If you’re thinking about purchasing an air mattress (sometimes known as an inflatable mattress or air bed) you may have wondered what advantages and disadvantages they have to offer.
Air beds tend to be smaller than conventional beds (queen size is generally the biggest you can get) as well as less expensive than a similar sized “real” bed, they still score high on owner satisfaction and can be used more flexibly than spring or latex beds. You can use an air mattress as your permanent bed, as an occasional guest bed, or as a portable bed for camping and backpacking expeditions. Whatever you want your air bed for, it’s important that you know what they have to offer as well as their limitations.
Customized Firmness: One big advantage of an air bed particularly when used as a main, permanent bed is that you can easily customize the firmness. You can make it as soft or as firm as you like. Inflating it more gives you a firm mattress, and less air means a softer plush surface. If you’re using it as a guest bed, they will appreciate being able to adjust the firmness to their own preferred level.
Back Pain: Air beds are not generally considered the absolute best option for back problems, but they do have one big advantage. Because it’s so easy to change the firmness, you can do this whenever you like in order to reduce back, joint and other body pain. Some nights you may feel the need for a firmer surface, and you can accomplish this just by pressing a button to add air. On other nights you may wish you had a softer mattress; likewise you just need to deflate it slightly by touching a button, and you’ve got a plusher mattress almost instantly.
Sharing with a partner: Practically every full size or bigger air mattress has two separate chambers inside, meaning that the two sides of the bed don’t have to be the same firmness.

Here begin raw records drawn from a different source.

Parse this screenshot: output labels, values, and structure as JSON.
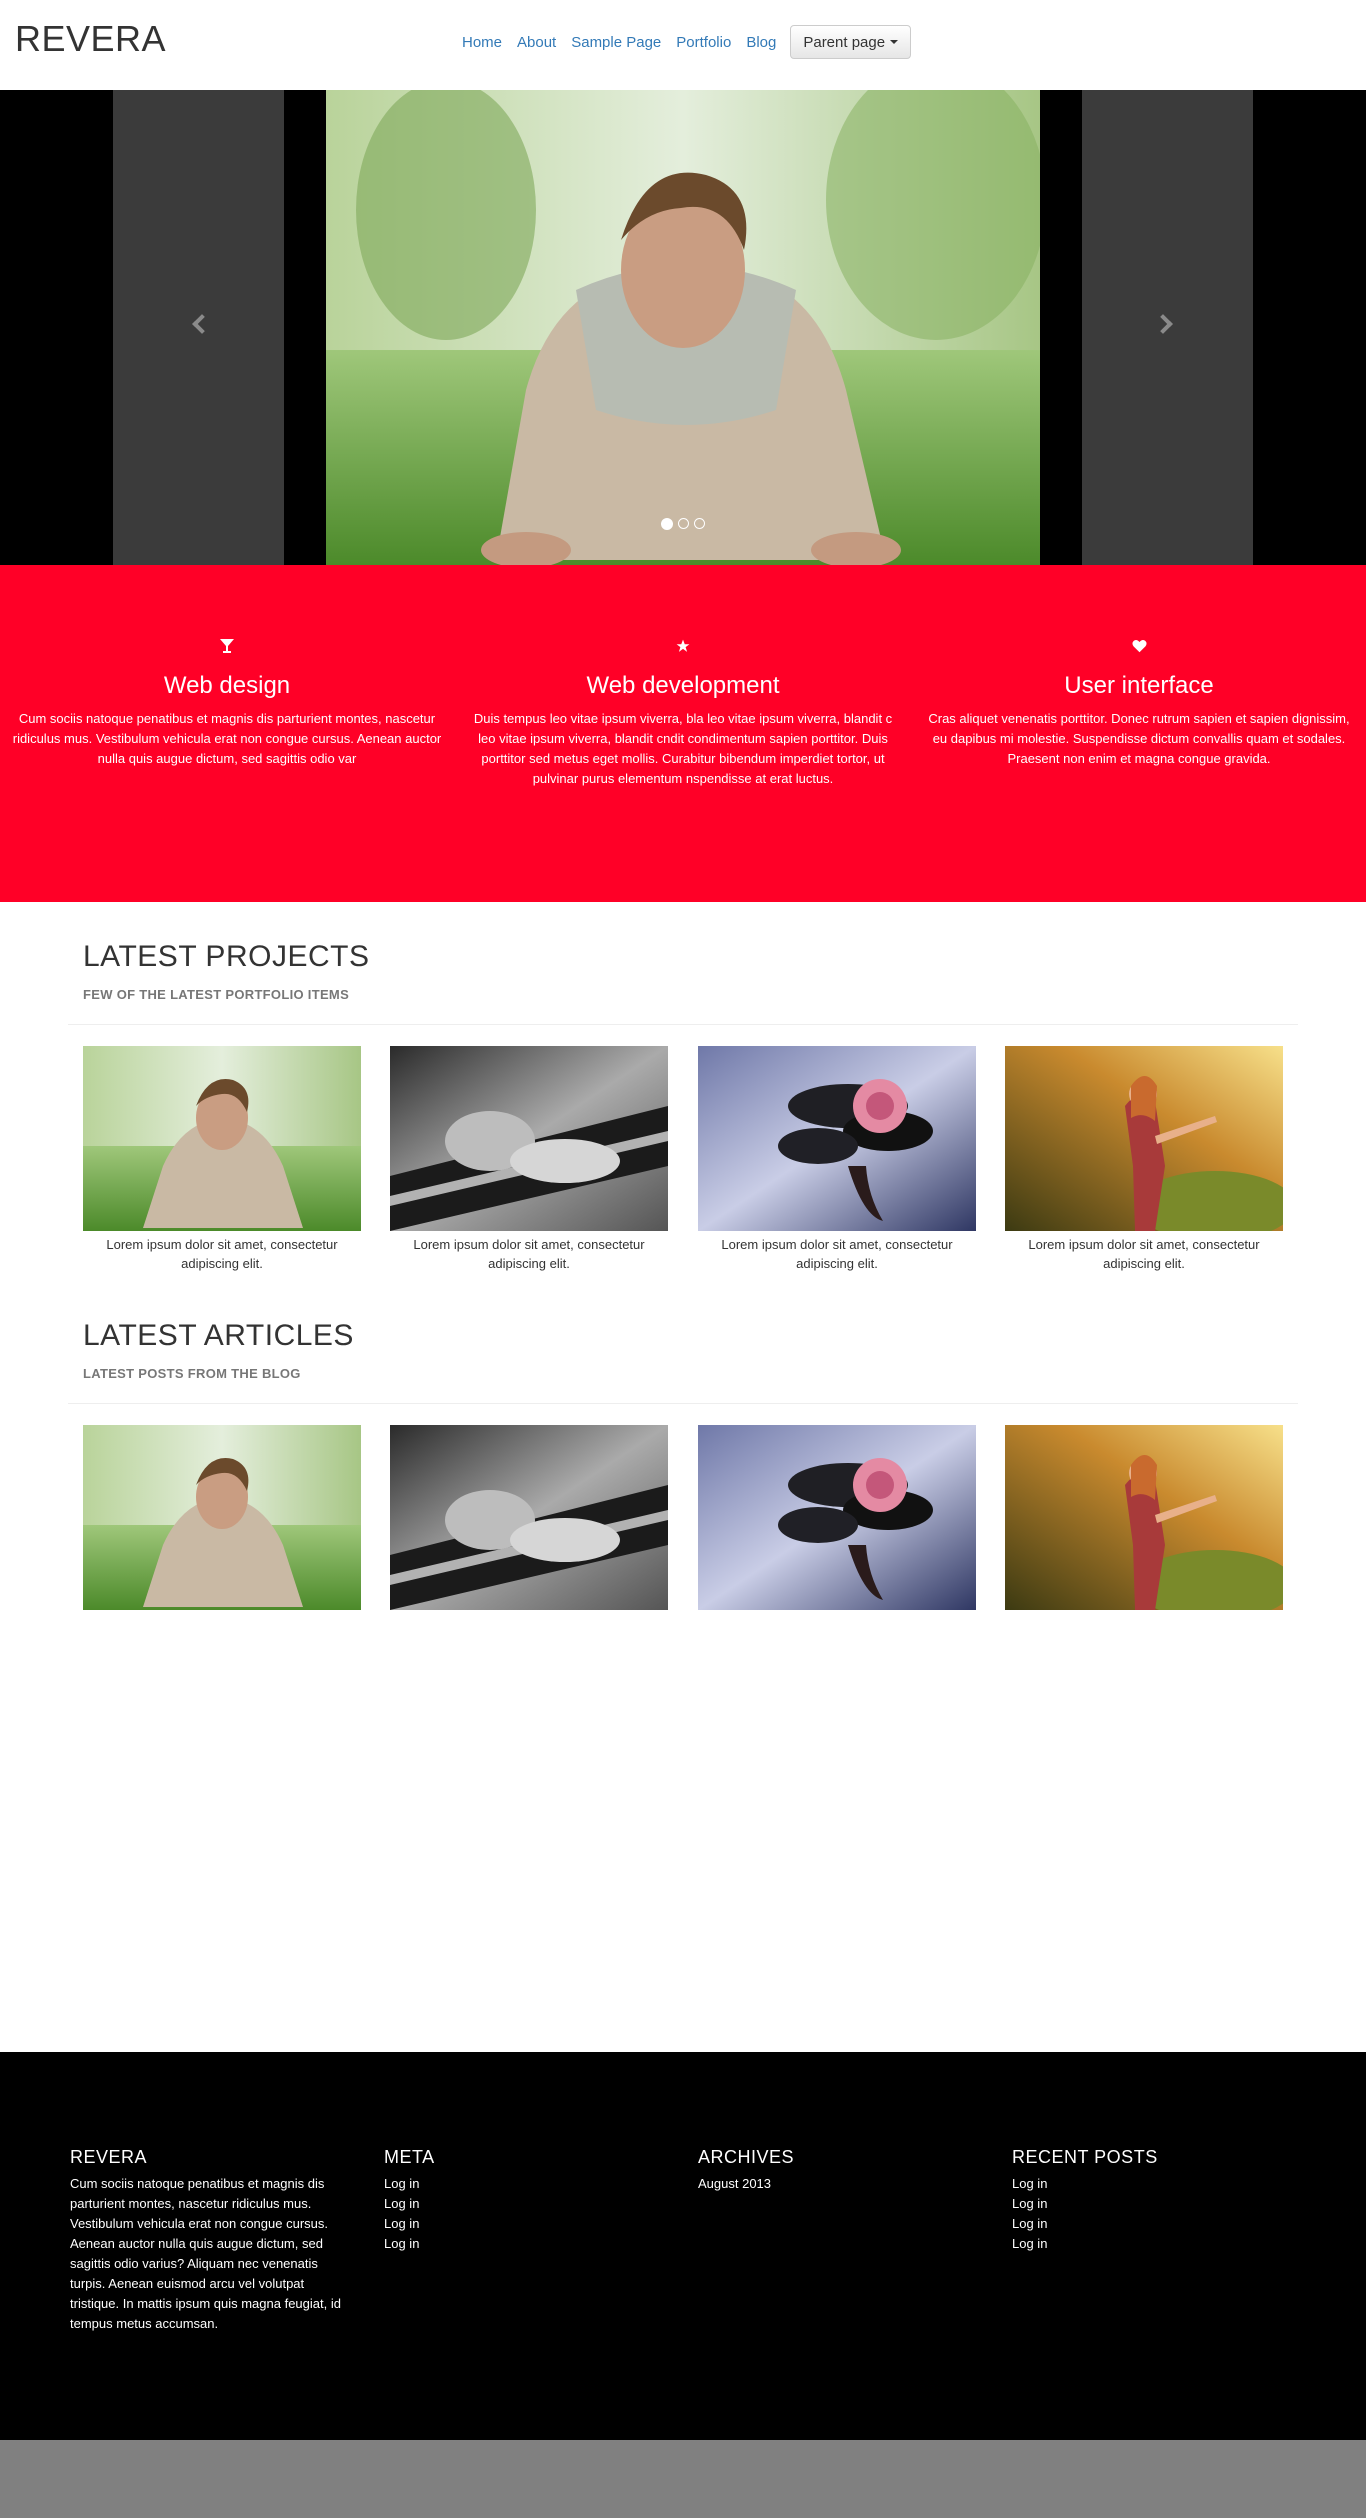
{
  "brand": "REVERA",
  "nav": {
    "items": [
      "Home",
      "About",
      "Sample Page",
      "Portfolio",
      "Blog"
    ],
    "dropdown_label": "Parent page"
  },
  "carousel": {
    "slide_count": 3,
    "active_index": 0
  },
  "features": [
    {
      "icon": "glass-icon",
      "title": "Web design",
      "text": "Cum sociis natoque penatibus et magnis dis parturient montes, nascetur ridiculus mus. Vestibulum vehicula erat non congue cursus. Aenean auctor nulla quis augue dictum, sed sagittis odio var"
    },
    {
      "icon": "star-icon",
      "title": "Web development",
      "text": "Duis tempus leo vitae ipsum viverra, bla leo vitae ipsum viverra, blandit c leo vitae ipsum viverra, blandit cndit condimentum sapien porttitor. Duis porttitor sed metus eget mollis. Curabitur bibendum imperdiet tortor, ut pulvinar purus elementum nspendisse at erat luctus."
    },
    {
      "icon": "heart-icon",
      "title": "User interface",
      "text": "Cras aliquet venenatis porttitor. Donec rutrum sapien et sapien dignissim, eu dapibus mi molestie. Suspendisse dictum convallis quam et sodales. Praesent non enim et magna congue gravida."
    }
  ],
  "projects": {
    "title": "LATEST PROJECTS",
    "subtitle": "FEW OF THE LATEST PORTFOLIO ITEMS",
    "items": [
      {
        "caption": "Lorem ipsum dolor sit amet, consectetur adipiscing elit."
      },
      {
        "caption": "Lorem ipsum dolor sit amet, consectetur adipiscing elit."
      },
      {
        "caption": "Lorem ipsum dolor sit amet, consectetur adipiscing elit."
      },
      {
        "caption": "Lorem ipsum dolor sit amet, consectetur adipiscing elit."
      }
    ]
  },
  "articles": {
    "title": "LATEST ARTICLES",
    "subtitle": "LATEST POSTS FROM THE BLOG"
  },
  "footer": {
    "about_title": "REVERA",
    "about_text": "Cum sociis natoque penatibus et magnis dis parturient montes, nascetur ridiculus mus. Vestibulum vehicula erat non congue cursus. Aenean auctor nulla quis augue dictum, sed sagittis odio varius? Aliquam nec venenatis turpis. Aenean euismod arcu vel volutpat tristique. In mattis ipsum quis magna feugiat, id tempus metus accumsan.",
    "meta_title": "META",
    "meta_links": [
      "Log in",
      "Log in",
      "Log in",
      "Log in"
    ],
    "archives_title": "ARCHIVES",
    "archives_links": [
      "August 2013"
    ],
    "recent_title": "RECENT POSTS",
    "recent_links": [
      "Log in",
      "Log in",
      "Log in",
      "Log in"
    ]
  },
  "colors": {
    "accent": "#ff0027",
    "link": "#337ab7",
    "footer_bg": "#000000",
    "bottom_bar": "#808080"
  }
}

Instead of arguing with your partner about whether the bed is too soft or hard, you can just set your own side to the level you prefer.
Odorless: Air mattresses are made from a PVC material, which means you won’t have to deal with unpleasant off-gassing smells or toxic VOCs as you often do with a new memory foam mattress.
No sagging: After years of use, a conventional bed can start to sag, leaving a crater or depression where you normally sleep. Sagging is a sign that you should start looking for a new mattress. Innerspring and memory foam mattresses will eventually sag, but air beds will never give you this problem. If there’s a sag, you just need to add some air and the sag will be gone.
Better Durability: PVC is a hard-wearing material, and the problem of sagging doesn’t exist with air beds, so they tend to last longer than conventional beds. Most spring or latex beds, depending on their quality, will last for 7 to 10 years, but an air bed can last 15 years easily. In most cases, the built-in pump will break down before the bed itself, but it’s easy and inexpensive to replace these.
Fast Inflation: Depending what pump you have, you can fully inflate most air beds in a matter of minutes. As an example, it would only take about 5 minutes to fully inflate a twin size raised air bed. A low profile smaller camping bed would take about 3 minutes to inflate.
Low Cost: Familiar brands like Intex and Coleman have succeeded in bringing down their prices significantly. You can now buy a twin airbed online for 30 dollars, but a twin size memory foam mattress may cost 300 dollars for a good quality one.
Multiple Uses: Depending which size you buy, you can use an air mattress outdoors or indoors. A low profile twin airbed can be carried along when you camp, or packed up and stored to be brought out when you need to turn your living room floor into a temporary guest room. Other people bring them along on overnight road trips and lay them out on the back seat for a more comfortable sleeping option than sitting upright in a car seat.
Replacing the Pump: This is particularly a problem if your bed uses a built-in pump. If it breaks down you will need to repair or replace it, whether you pay for it yourself or it’s covered by warranty. If your mattress uses an external pump, you can easily find a new one online for no more than 15 dollars.
Short Warranty: Air mattresses usually come with shorter warranties than innerspring or latex, so a problem with the PVC structure itself or the pump may end up costing you money. These days repairing the bed may cost as much as just buying a new one, so you might want to look at replacing it instead of paying to replace it.
Long Assembly Process: A large model that’s intended as a permanent bed may take anywhere from 30 minutes to an hour to put together, and you may need someone to help you. But once it’s together, you’ll have nothing to trouble you except choosing how much to inflate it to get your preferred firmness.
Pump Noise: Some people have complained that the pump makes noise, but this is only likely to be a problem with budget brands. Also, you only use the pump when you’re deflating or inflating the bed, so it shouldn’t disturb you very often.
We hope that this information leaves you with a bit more understanding of air beds to help you make your decision.